#### RECORD SET ####

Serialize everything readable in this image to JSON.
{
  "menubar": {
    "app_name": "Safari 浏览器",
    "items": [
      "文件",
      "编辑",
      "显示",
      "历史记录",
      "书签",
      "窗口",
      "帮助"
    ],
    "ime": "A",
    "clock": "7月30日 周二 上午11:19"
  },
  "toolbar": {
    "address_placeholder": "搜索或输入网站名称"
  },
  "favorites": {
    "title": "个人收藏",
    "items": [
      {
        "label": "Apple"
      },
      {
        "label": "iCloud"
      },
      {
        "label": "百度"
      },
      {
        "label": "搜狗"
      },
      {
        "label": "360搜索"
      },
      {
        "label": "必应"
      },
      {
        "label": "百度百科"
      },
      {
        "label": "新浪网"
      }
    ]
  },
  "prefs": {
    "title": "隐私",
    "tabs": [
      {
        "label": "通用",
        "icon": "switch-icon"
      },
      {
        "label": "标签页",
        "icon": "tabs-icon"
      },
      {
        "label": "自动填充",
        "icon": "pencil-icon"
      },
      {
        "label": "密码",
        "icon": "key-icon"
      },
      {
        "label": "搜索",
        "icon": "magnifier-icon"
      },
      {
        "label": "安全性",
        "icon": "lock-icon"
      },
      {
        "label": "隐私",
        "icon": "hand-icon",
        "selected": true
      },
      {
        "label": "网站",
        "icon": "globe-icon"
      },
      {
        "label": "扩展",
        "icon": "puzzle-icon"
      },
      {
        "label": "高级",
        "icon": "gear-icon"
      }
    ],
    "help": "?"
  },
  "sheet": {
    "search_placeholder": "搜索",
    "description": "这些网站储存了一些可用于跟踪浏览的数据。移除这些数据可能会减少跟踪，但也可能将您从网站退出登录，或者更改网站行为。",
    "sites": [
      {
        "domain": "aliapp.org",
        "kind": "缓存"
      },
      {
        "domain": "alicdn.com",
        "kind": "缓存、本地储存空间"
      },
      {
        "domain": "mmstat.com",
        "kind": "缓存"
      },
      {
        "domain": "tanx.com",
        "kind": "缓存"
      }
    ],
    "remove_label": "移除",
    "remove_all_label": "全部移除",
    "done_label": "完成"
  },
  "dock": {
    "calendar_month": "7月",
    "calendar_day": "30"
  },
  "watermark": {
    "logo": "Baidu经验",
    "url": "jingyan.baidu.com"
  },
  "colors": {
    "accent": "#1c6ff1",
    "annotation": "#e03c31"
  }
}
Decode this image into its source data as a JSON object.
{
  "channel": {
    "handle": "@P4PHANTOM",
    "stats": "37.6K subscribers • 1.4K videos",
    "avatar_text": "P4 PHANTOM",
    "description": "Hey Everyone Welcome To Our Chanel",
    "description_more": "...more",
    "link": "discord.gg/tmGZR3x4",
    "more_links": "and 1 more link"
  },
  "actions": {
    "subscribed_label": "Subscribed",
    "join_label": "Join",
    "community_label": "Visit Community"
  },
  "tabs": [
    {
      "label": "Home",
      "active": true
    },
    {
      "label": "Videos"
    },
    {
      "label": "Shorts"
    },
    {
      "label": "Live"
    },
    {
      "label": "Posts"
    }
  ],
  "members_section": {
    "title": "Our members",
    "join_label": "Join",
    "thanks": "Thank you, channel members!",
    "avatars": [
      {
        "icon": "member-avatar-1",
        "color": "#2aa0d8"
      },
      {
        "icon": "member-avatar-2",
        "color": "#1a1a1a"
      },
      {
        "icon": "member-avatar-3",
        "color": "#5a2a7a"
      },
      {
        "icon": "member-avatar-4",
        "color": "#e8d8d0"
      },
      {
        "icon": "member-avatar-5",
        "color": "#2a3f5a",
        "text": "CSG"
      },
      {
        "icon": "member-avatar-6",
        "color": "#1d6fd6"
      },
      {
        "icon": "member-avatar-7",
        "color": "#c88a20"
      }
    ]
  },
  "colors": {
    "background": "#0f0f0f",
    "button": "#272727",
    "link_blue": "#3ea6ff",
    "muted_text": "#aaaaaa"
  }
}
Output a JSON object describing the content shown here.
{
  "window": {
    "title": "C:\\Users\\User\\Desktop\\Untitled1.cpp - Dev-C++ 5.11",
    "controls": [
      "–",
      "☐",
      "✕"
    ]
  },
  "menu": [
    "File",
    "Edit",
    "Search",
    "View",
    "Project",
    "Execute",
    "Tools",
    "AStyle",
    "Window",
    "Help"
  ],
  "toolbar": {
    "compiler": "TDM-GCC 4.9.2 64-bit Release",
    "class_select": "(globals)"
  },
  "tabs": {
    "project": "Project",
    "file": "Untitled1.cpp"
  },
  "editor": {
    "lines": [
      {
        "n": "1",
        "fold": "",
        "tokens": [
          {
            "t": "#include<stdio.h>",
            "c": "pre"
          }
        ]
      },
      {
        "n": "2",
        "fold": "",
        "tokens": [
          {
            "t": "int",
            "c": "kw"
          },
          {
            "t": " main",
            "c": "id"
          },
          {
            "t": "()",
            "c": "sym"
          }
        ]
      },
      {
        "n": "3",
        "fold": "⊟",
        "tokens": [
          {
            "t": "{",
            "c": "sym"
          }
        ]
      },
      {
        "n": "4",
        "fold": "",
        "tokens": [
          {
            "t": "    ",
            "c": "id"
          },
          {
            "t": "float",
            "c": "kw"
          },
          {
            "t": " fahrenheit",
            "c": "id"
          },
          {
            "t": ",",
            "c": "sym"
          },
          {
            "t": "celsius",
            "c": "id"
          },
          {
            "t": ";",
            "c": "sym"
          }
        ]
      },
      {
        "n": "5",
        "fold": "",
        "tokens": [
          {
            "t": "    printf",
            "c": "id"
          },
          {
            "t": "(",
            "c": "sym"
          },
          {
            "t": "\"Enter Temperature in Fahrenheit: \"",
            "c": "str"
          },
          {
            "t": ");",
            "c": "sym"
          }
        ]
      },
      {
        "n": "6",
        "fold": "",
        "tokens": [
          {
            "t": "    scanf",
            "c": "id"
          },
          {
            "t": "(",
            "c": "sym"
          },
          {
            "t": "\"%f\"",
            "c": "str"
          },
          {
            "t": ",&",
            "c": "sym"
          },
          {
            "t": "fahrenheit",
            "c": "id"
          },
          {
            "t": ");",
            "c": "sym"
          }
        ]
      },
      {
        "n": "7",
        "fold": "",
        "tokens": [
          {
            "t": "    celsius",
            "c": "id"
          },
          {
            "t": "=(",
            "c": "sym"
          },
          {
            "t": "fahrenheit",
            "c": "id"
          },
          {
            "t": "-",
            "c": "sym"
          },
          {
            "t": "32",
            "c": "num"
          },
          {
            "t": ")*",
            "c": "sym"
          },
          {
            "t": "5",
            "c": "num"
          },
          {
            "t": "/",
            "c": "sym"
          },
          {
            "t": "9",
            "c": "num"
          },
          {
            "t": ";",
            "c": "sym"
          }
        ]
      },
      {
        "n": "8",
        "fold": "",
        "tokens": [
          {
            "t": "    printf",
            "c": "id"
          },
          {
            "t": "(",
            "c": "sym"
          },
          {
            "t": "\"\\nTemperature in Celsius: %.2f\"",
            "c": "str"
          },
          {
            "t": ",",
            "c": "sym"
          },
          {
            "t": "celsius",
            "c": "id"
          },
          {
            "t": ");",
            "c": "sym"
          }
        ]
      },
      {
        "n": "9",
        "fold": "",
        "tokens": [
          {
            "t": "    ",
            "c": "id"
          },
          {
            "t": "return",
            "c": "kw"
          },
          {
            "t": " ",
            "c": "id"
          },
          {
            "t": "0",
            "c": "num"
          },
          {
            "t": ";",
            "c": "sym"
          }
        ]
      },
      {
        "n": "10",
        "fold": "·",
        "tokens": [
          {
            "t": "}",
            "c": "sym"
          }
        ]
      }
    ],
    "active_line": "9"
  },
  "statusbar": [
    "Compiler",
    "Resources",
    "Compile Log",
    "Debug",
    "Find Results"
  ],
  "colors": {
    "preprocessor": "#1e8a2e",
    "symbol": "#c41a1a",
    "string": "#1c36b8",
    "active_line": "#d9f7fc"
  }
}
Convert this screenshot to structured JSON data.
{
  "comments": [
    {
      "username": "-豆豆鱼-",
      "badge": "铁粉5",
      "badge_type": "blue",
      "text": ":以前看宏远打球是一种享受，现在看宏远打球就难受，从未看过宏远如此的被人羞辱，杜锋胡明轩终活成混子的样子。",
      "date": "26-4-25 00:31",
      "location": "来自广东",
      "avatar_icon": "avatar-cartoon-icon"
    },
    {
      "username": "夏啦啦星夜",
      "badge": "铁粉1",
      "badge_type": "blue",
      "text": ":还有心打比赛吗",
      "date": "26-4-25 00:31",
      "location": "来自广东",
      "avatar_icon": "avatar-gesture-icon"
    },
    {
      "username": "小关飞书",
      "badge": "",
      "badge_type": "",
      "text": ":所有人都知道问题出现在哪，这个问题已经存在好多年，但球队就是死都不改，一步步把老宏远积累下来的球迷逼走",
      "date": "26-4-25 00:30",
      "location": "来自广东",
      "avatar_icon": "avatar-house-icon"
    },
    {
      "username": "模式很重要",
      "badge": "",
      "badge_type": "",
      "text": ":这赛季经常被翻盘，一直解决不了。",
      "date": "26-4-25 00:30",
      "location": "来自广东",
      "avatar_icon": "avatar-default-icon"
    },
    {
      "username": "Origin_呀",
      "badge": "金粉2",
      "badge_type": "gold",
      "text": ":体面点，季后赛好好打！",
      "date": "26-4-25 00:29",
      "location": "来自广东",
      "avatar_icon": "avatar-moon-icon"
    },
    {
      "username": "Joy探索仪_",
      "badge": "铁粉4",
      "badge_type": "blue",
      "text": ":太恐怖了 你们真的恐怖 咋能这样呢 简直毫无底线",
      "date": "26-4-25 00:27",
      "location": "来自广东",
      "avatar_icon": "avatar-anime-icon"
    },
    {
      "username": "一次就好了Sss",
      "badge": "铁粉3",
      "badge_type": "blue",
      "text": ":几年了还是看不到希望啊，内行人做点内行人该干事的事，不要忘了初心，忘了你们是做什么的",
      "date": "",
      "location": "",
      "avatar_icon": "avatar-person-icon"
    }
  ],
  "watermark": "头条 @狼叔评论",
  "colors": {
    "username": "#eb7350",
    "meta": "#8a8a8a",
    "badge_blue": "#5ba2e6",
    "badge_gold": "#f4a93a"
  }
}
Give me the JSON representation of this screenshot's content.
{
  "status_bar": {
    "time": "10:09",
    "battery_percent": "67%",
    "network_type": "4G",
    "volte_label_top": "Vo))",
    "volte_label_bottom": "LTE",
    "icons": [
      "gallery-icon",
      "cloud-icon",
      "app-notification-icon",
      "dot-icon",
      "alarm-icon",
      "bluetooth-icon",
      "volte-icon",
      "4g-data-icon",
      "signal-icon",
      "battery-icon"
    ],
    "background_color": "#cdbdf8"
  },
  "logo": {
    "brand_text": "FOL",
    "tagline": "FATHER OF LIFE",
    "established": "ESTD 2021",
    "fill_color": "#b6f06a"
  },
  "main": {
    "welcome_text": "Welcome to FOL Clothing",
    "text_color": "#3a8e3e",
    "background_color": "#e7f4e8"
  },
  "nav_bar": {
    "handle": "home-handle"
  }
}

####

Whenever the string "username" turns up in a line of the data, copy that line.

**WRITTEN SOLUTION:**
      "username": "-豆豆鱼-",
      "username": "夏啦啦星夜",
      "username": "小关飞书",
      "username": "模式很重要",
      "username": "Origin_呀",
      "username": "Joy探索仪_",
      "username": "一次就好了Sss",
    "username": "#eb7350",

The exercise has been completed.